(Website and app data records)

------------------------

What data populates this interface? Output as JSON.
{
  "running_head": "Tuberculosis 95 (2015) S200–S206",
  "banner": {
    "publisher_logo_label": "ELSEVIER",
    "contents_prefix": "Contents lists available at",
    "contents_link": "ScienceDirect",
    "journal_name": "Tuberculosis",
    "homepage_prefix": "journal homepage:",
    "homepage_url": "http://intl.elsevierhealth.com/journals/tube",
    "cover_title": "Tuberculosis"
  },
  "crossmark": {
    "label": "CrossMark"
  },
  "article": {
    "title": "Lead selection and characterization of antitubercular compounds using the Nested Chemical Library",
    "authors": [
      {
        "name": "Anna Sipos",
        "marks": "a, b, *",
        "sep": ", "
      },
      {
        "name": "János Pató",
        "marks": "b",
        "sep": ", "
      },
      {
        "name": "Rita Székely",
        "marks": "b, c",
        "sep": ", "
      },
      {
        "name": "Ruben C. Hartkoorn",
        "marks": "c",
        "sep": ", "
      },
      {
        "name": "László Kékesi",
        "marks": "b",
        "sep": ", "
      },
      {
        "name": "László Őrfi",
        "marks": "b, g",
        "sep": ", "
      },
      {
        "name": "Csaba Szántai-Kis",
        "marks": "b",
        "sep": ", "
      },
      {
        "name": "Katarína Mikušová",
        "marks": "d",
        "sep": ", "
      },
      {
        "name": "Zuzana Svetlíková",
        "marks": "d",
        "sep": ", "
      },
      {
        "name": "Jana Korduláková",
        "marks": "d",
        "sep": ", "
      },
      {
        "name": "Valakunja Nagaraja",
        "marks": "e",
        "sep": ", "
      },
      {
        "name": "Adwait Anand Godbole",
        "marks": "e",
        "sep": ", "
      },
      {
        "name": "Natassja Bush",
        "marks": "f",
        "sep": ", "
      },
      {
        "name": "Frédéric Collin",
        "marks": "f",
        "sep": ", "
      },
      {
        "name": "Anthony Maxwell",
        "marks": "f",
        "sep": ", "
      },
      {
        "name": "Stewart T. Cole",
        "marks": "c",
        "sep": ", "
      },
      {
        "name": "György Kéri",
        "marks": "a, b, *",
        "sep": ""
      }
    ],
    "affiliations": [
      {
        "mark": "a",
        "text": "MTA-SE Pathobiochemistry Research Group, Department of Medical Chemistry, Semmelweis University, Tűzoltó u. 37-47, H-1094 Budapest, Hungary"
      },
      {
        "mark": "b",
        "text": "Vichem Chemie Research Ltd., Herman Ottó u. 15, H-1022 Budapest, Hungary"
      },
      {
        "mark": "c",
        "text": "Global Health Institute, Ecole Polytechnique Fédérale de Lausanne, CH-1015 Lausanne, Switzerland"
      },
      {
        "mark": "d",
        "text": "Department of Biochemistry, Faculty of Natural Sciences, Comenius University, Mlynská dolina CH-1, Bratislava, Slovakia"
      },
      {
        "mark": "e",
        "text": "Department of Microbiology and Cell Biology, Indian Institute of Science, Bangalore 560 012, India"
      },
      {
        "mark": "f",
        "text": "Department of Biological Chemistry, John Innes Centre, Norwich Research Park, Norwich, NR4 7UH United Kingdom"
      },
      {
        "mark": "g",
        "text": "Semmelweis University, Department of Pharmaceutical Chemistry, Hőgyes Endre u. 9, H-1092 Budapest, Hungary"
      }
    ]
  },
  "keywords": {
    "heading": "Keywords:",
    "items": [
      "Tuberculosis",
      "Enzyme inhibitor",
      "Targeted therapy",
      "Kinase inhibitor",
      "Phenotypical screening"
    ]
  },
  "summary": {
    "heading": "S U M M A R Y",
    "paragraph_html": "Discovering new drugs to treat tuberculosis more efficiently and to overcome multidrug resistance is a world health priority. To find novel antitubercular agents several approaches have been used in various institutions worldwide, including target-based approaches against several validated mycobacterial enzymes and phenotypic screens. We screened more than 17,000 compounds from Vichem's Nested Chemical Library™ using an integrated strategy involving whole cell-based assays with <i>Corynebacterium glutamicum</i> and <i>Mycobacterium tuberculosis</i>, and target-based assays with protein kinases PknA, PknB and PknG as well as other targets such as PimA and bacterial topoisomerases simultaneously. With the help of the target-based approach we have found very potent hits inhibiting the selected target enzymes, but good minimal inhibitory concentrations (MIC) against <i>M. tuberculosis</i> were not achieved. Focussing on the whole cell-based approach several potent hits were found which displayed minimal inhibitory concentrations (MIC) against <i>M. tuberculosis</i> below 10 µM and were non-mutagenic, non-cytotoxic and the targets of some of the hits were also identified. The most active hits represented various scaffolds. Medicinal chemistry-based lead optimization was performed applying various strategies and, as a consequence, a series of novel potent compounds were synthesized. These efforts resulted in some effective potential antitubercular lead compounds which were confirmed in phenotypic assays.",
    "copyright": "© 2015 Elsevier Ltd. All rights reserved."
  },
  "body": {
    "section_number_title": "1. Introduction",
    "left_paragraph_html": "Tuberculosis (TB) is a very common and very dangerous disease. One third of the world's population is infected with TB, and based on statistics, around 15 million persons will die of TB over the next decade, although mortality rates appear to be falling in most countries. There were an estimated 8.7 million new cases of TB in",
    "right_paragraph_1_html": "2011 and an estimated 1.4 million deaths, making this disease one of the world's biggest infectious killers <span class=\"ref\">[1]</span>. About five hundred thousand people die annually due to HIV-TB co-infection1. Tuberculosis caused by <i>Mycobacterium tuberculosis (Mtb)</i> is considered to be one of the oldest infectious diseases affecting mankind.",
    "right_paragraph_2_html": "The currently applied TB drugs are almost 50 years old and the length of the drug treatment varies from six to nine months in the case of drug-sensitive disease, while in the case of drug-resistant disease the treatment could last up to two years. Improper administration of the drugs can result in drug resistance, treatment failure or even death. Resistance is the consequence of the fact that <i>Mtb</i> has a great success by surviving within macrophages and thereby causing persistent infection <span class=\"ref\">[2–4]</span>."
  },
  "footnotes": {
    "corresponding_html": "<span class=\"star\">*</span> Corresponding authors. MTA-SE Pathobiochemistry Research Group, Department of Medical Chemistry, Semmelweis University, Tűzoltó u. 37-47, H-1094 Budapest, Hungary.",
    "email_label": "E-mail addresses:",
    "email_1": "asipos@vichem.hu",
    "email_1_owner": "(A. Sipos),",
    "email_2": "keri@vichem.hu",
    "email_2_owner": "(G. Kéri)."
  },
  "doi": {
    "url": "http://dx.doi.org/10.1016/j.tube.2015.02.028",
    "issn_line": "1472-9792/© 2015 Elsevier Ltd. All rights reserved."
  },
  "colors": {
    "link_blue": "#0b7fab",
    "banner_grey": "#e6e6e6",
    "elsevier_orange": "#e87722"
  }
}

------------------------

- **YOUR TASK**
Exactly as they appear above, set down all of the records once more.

- **REPLY**
What data populates this interface? Output as JSON.
{
  "running_head": "Tuberculosis 95 (2015) S200–S206",
  "banner": {
    "publisher_logo_label": "ELSEVIER",
    "contents_prefix": "Contents lists available at",
    "contents_link": "ScienceDirect",
    "journal_name": "Tuberculosis",
    "homepage_prefix": "journal homepage:",
    "homepage_url": "http://intl.elsevierhealth.com/journals/tube",
    "cover_title": "Tuberculosis"
  },
  "crossmark": {
    "label": "CrossMark"
  },
  "article": {
    "title": "Lead selection and characterization of antitubercular compounds using the Nested Chemical Library",
    "authors": [
      {
        "name": "Anna Sipos",
        "marks": "a, b, *",
        "sep": ", "
      },
      {
        "name": "János Pató",
        "marks": "b",
        "sep": ", "
      },
      {
        "name": "Rita Székely",
        "marks": "b, c",
        "sep": ", "
      },
      {
        "name": "Ruben C. Hartkoorn",
        "marks": "c",
        "sep": ", "
      },
      {
        "name": "László Kékesi",
        "marks": "b",
        "sep": ", "
      },
      {
        "name": "László Őrfi",
        "marks": "b, g",
        "sep": ", "
      },
      {
        "name": "Csaba Szántai-Kis",
        "marks": "b",
        "sep": ", "
      },
      {
        "name": "Katarína Mikušová",
        "marks": "d",
        "sep": ", "
      },
      {
        "name": "Zuzana Svetlíková",
        "marks": "d",
        "sep": ", "
      },
      {
        "name": "Jana Korduláková",
        "marks": "d",
        "sep": ", "
      },
      {
        "name": "Valakunja Nagaraja",
        "marks": "e",
        "sep": ", "
      },
      {
        "name": "Adwait Anand Godbole",
        "marks": "e",
        "sep": ", "
      },
      {
        "name": "Natassja Bush",
        "marks": "f",
        "sep": ", "
      },
      {
        "name": "Frédéric Collin",
        "marks": "f",
        "sep": ", "
      },
      {
        "name": "Anthony Maxwell",
        "marks": "f",
        "sep": ", "
      },
      {
        "name": "Stewart T. Cole",
        "marks": "c",
        "sep": ", "
      },
      {
        "name": "György Kéri",
        "marks": "a, b, *",
        "sep": ""
      }
    ],
    "affiliations": [
      {
        "mark": "a",
        "text": "MTA-SE Pathobiochemistry Research Group, Department of Medical Chemistry, Semmelweis University, Tűzoltó u. 37-47, H-1094 Budapest, Hungary"
      },
      {
        "mark": "b",
        "text": "Vichem Chemie Research Ltd., Herman Ottó u. 15, H-1022 Budapest, Hungary"
      },
      {
        "mark": "c",
        "text": "Global Health Institute, Ecole Polytechnique Fédérale de Lausanne, CH-1015 Lausanne, Switzerland"
      },
      {
        "mark": "d",
        "text": "Department of Biochemistry, Faculty of Natural Sciences, Comenius University, Mlynská dolina CH-1, Bratislava, Slovakia"
      },
      {
        "mark": "e",
        "text": "Department of Microbiology and Cell Biology, Indian Institute of Science, Bangalore 560 012, India"
      },
      {
        "mark": "f",
        "text": "Department of Biological Chemistry, John Innes Centre, Norwich Research Park, Norwich, NR4 7UH United Kingdom"
      },
      {
        "mark": "g",
        "text": "Semmelweis University, Department of Pharmaceutical Chemistry, Hőgyes Endre u. 9, H-1092 Budapest, Hungary"
      }
    ]
  },
  "keywords": {
    "heading": "Keywords:",
    "items": [
      "Tuberculosis",
      "Enzyme inhibitor",
      "Targeted therapy",
      "Kinase inhibitor",
      "Phenotypical screening"
    ]
  },
  "summary": {
    "heading": "S U M M A R Y",
    "paragraph_html": "Discovering new drugs to treat tuberculosis more efficiently and to overcome multidrug resistance is a world health priority. To find novel antitubercular agents several approaches have been used in various institutions worldwide, including target-based approaches against several validated mycobacterial enzymes and phenotypic screens. We screened more than 17,000 compounds from Vichem's Nested Chemical Library™ using an integrated strategy involving whole cell-based assays with <i>Corynebacterium glutamicum</i> and <i>Mycobacterium tuberculosis</i>, and target-based assays with protein kinases PknA, PknB and PknG as well as other targets such as PimA and bacterial topoisomerases simultaneously. With the help of the target-based approach we have found very potent hits inhibiting the selected target enzymes, but good minimal inhibitory concentrations (MIC) against <i>M. tuberculosis</i> were not achieved. Focussing on the whole cell-based approach several potent hits were found which displayed minimal inhibitory concentrations (MIC) against <i>M. tuberculosis</i> below 10 µM and were non-mutagenic, non-cytotoxic and the targets of some of the hits were also identified. The most active hits represented various scaffolds. Medicinal chemistry-based lead optimization was performed applying various strategies and, as a consequence, a series of novel potent compounds were synthesized. These efforts resulted in some effective potential antitubercular lead compounds which were confirmed in phenotypic assays.",
    "copyright": "© 2015 Elsevier Ltd. All rights reserved."
  },
  "body": {
    "section_number_title": "1. Introduction",
    "left_paragraph_html": "Tuberculosis (TB) is a very common and very dangerous disease. One third of the world's population is infected with TB, and based on statistics, around 15 million persons will die of TB over the next decade, although mortality rates appear to be falling in most countries. There were an estimated 8.7 million new cases of TB in",
    "right_paragraph_1_html": "2011 and an estimated 1.4 million deaths, making this disease one of the world's biggest infectious killers <span class=\"ref\">[1]</span>. About five hundred thousand people die annually due to HIV-TB co-infection1. Tuberculosis caused by <i>Mycobacterium tuberculosis (Mtb)</i> is considered to be one of the oldest infectious diseases affecting mankind.",
    "right_paragraph_2_html": "The currently applied TB drugs are almost 50 years old and the length of the drug treatment varies from six to nine months in the case of drug-sensitive disease, while in the case of drug-resistant disease the treatment could last up to two years. Improper administration of the drugs can result in drug resistance, treatment failure or even death. Resistance is the consequence of the fact that <i>Mtb</i> has a great success by surviving within macrophages and thereby causing persistent infection <span class=\"ref\">[2–4]</span>."
  },
  "footnotes": {
    "corresponding_html": "<span class=\"star\">*</span> Corresponding authors. MTA-SE Pathobiochemistry Research Group, Department of Medical Chemistry, Semmelweis University, Tűzoltó u. 37-47, H-1094 Budapest, Hungary.",
    "email_label": "E-mail addresses:",
    "email_1": "asipos@vichem.hu",
    "email_1_owner": "(A. Sipos),",
    "email_2": "keri@vichem.hu",
    "email_2_owner": "(G. Kéri)."
  },
  "doi": {
    "url": "http://dx.doi.org/10.1016/j.tube.2015.02.028",
    "issn_line": "1472-9792/© 2015 Elsevier Ltd. All rights reserved."
  },
  "colors": {
    "link_blue": "#0b7fab",
    "banner_grey": "#e6e6e6",
    "elsevier_orange": "#e87722"
  }
}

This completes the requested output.